**Your objective**
Without the pictures, write the listing below out again, line for line.

**Records for this exercise**

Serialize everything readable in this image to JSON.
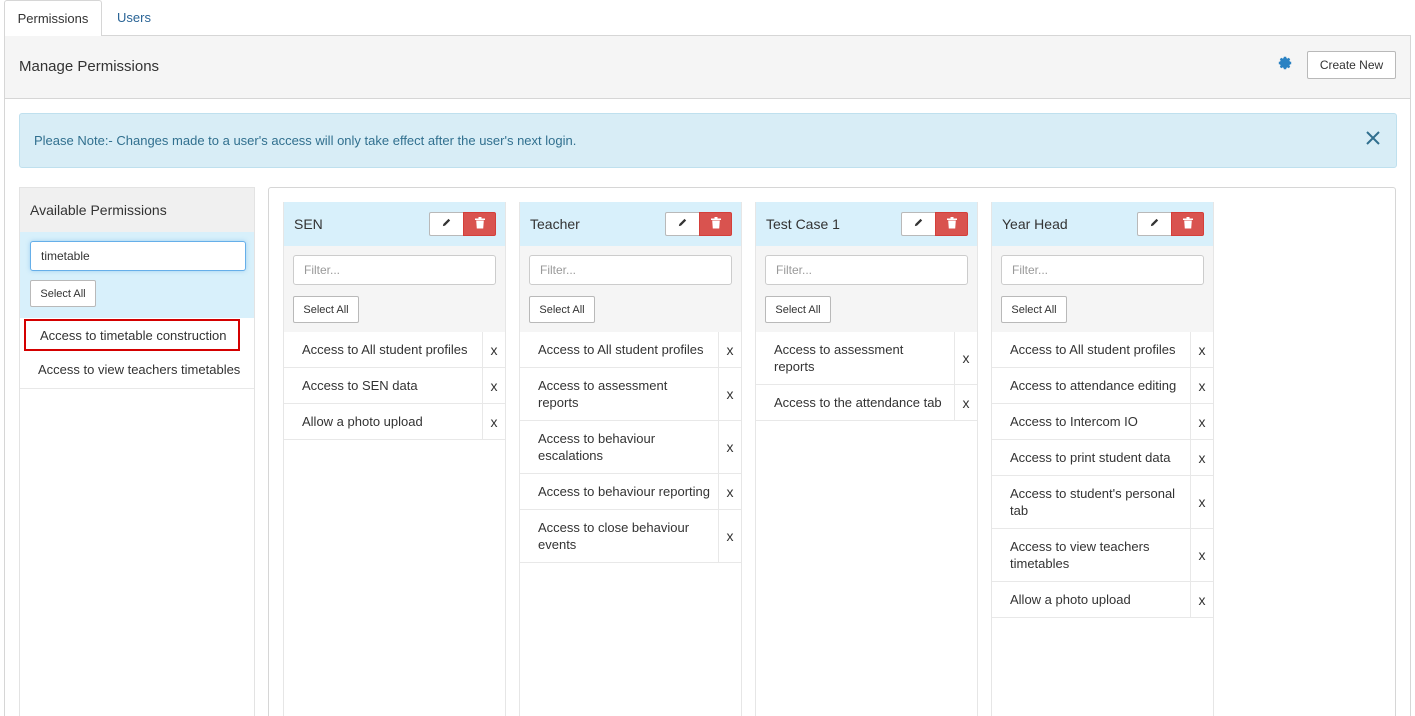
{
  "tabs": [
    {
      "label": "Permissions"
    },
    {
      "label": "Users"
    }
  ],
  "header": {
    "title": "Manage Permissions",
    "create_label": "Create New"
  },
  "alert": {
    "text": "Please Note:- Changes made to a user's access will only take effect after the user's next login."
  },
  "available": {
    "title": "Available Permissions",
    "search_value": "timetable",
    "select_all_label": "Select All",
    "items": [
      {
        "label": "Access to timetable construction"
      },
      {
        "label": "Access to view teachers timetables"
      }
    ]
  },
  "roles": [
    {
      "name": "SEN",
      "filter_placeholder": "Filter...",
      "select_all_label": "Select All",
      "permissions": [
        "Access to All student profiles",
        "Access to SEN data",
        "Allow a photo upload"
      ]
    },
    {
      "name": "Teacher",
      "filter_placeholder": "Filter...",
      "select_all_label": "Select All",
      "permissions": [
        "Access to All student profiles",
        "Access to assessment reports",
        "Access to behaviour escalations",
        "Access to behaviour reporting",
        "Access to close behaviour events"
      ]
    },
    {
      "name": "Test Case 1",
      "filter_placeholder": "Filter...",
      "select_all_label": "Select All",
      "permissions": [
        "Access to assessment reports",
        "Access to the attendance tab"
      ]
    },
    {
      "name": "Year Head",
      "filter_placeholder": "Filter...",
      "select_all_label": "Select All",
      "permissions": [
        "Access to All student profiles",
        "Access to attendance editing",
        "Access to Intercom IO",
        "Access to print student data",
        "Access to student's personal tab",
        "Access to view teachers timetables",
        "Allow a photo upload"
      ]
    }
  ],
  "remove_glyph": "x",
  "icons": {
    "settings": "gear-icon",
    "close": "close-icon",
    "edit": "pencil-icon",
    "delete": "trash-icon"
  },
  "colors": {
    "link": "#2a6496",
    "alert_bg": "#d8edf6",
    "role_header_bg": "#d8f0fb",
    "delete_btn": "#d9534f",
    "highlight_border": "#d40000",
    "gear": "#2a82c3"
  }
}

**Output below**
Serialize everything readable in this image to JSON.
{
  "tabs": [
    {
      "label": "Permissions"
    },
    {
      "label": "Users"
    }
  ],
  "header": {
    "title": "Manage Permissions",
    "create_label": "Create New"
  },
  "alert": {
    "text": "Please Note:- Changes made to a user's access will only take effect after the user's next login."
  },
  "available": {
    "title": "Available Permissions",
    "search_value": "timetable",
    "select_all_label": "Select All",
    "items": [
      {
        "label": "Access to timetable construction"
      },
      {
        "label": "Access to view teachers timetables"
      }
    ]
  },
  "roles": [
    {
      "name": "SEN",
      "filter_placeholder": "Filter...",
      "select_all_label": "Select All",
      "permissions": [
        "Access to All student profiles",
        "Access to SEN data",
        "Allow a photo upload"
      ]
    },
    {
      "name": "Teacher",
      "filter_placeholder": "Filter...",
      "select_all_label": "Select All",
      "permissions": [
        "Access to All student profiles",
        "Access to assessment reports",
        "Access to behaviour escalations",
        "Access to behaviour reporting",
        "Access to close behaviour events"
      ]
    },
    {
      "name": "Test Case 1",
      "filter_placeholder": "Filter...",
      "select_all_label": "Select All",
      "permissions": [
        "Access to assessment reports",
        "Access to the attendance tab"
      ]
    },
    {
      "name": "Year Head",
      "filter_placeholder": "Filter...",
      "select_all_label": "Select All",
      "permissions": [
        "Access to All student profiles",
        "Access to attendance editing",
        "Access to Intercom IO",
        "Access to print student data",
        "Access to student's personal tab",
        "Access to view teachers timetables",
        "Allow a photo upload"
      ]
    }
  ],
  "remove_glyph": "x",
  "icons": {
    "settings": "gear-icon",
    "close": "close-icon",
    "edit": "pencil-icon",
    "delete": "trash-icon"
  },
  "colors": {
    "link": "#2a6496",
    "alert_bg": "#d8edf6",
    "role_header_bg": "#d8f0fb",
    "delete_btn": "#d9534f",
    "highlight_border": "#d40000",
    "gear": "#2a82c3"
  }
}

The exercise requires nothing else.